The Danish famously love porcelain and lights but when it comes to chairs, design becomes an obsession. A special section in the museum thus deals with the Danish Chair and the interplay with international chair designs.
"The chair is a very difficult object. Everyone who has ever tried to make one knows that. There are endless possibilities and problems – the chair has to be light, it has to be strong, it has to be comfortable. It is almost easier to build a skyscraper than a chair."
Here are some notes from the museum's display:
The chair is the acid test of designers and one of the favourite objects of design historians. The design brief is simple enough: a structure that can support a body about 42 cm above the ground.
In 1949, in Designmuseum Danmark, the furniture designer Hans J. Wegner presented the chair, which American journalists were to dub The Chair. It became the symbol of a giant Danish export adventure and a national brand known as Danish Design. Wagner, who in his quest for the perfect chair designed more than 500 different ideas for the optimal chair, explained why we constantly need a new chair.
"The chair is the closest thing to a human being. You can give it a personal expression."
Show me your chair and I will tell you who you are.
The chair affects and reflects the body it has to carry, with arms, legs, seat and back. It is anthropomorphic. It invests the person sitting in it with status and identity, and gives the designer power of expression. The chair's function as a container for the body is secondary. The chair is one of the most culture-bearing objects we ever invented. It reveals everything about the age and the society in which it was created.
Judge's bench, academic chair, episcopal throne... Cathedra, catheter, chair....
Chairs are instruments, which give individuals power, authority and dignity. You sit in a particular position or with a particular attitude. Earlier in history, the unnatural static position was reserved for chieftains or divine persons sitting on thrones.
It was not until the advent of democracy in Ancient Greece that the chair became a regular utility item, which had a function other than purely ceremonial. The idea of individual chairs was revived in the Renaissance, and the individualism of the Age of Enlightenment gave rise to countless chairs. In the first half of the 20th century, one could say that the chair was a seating machine: the emphasis was on a chair's function as a container of the body. But in the second half of the 20th century, when the number of chairs soared, everyone got the chair of their choice. The chair became a lifestyle object, which cast the spotlight on the individual.

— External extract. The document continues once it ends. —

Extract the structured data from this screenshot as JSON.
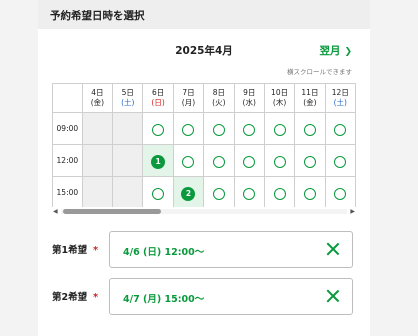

A chair from a good old family
Denmark became world famous for its many takes on modern chairs in the 20th century. The founder of the Department of Furniture Design at the Royal Danish Academy of Fine Arts, Professor Kaare Klint referred to "a chair from a good old family". What he meant was that a furniture designer should base his/her designs on tried and tested historical types of chairs, then refine and adapt them to the current age. That is why generations of Danish furniture designers have measured, studied, and drawn inspiration from the historic furniture in the Designmuseum Danmark collection.
The Danish Chair shows how modern Danish furniture design can be regarded as one big family with its roots far back in history and foreign cultures. Even though the exhibitions places each chair in a frame as an individual and original work, all the chairs are presented in the proximity of close relatives.